## Problem requirements
Search the data for the string "visible", and report each line where it is found.

──────────────────────────────

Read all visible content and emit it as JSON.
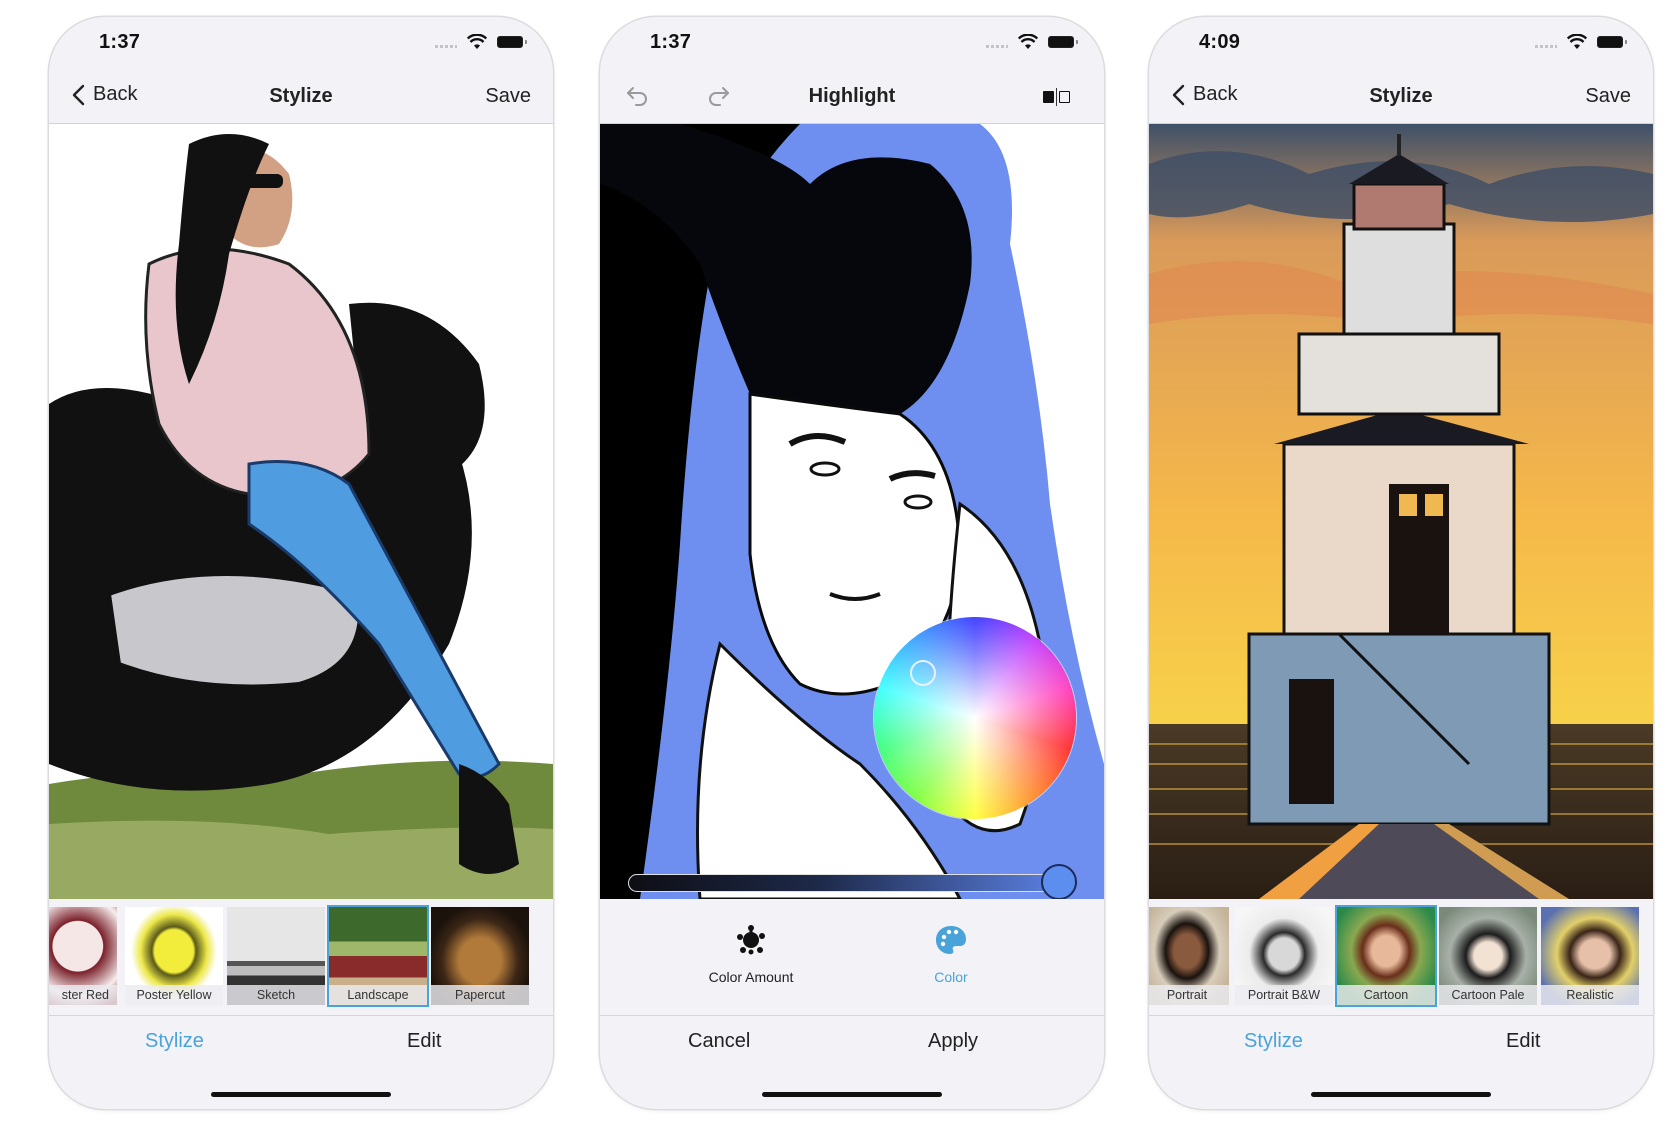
{
  "accent_color": "#4aa3d8",
  "phones": [
    {
      "status": {
        "time": "1:37"
      },
      "nav": {
        "back_label": "Back",
        "title": "Stylize",
        "action_label": "Save"
      },
      "thumbnails": [
        {
          "label": "ster Red",
          "selected": false
        },
        {
          "label": "Poster Yellow",
          "selected": false
        },
        {
          "label": "Sketch",
          "selected": false
        },
        {
          "label": "Landscape",
          "selected": true
        },
        {
          "label": "Papercut",
          "selected": false
        }
      ],
      "tabs": [
        {
          "label": "Stylize",
          "active": true
        },
        {
          "label": "Edit",
          "active": false
        }
      ]
    },
    {
      "status": {
        "time": "1:37"
      },
      "nav": {
        "title": "Highlight",
        "undo_icon": "undo-icon",
        "redo_icon": "redo-icon",
        "compare_icon": "split-compare-icon"
      },
      "highlight_color": "#6e8ff0",
      "slider": {
        "value_percent": 100
      },
      "color_picker": {
        "selected_hue": "blue",
        "visible": true
      },
      "tools": [
        {
          "label": "Color Amount",
          "icon": "splat-icon",
          "active": false
        },
        {
          "label": "Color",
          "icon": "palette-icon",
          "active": true
        }
      ],
      "actions": {
        "cancel_label": "Cancel",
        "apply_label": "Apply"
      }
    },
    {
      "status": {
        "time": "4:09"
      },
      "nav": {
        "back_label": "Back",
        "title": "Stylize",
        "action_label": "Save"
      },
      "thumbnails": [
        {
          "label": "Portrait",
          "selected": false
        },
        {
          "label": "Portrait B&W",
          "selected": false
        },
        {
          "label": "Cartoon",
          "selected": true
        },
        {
          "label": "Cartoon Pale",
          "selected": false
        },
        {
          "label": "Realistic",
          "selected": false
        }
      ],
      "tabs": [
        {
          "label": "Stylize",
          "active": true
        },
        {
          "label": "Edit",
          "active": false
        }
      ]
    }
  ]
}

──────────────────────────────

## Solved exercise
Read all visible content and emit it as JSON.
        "visible": true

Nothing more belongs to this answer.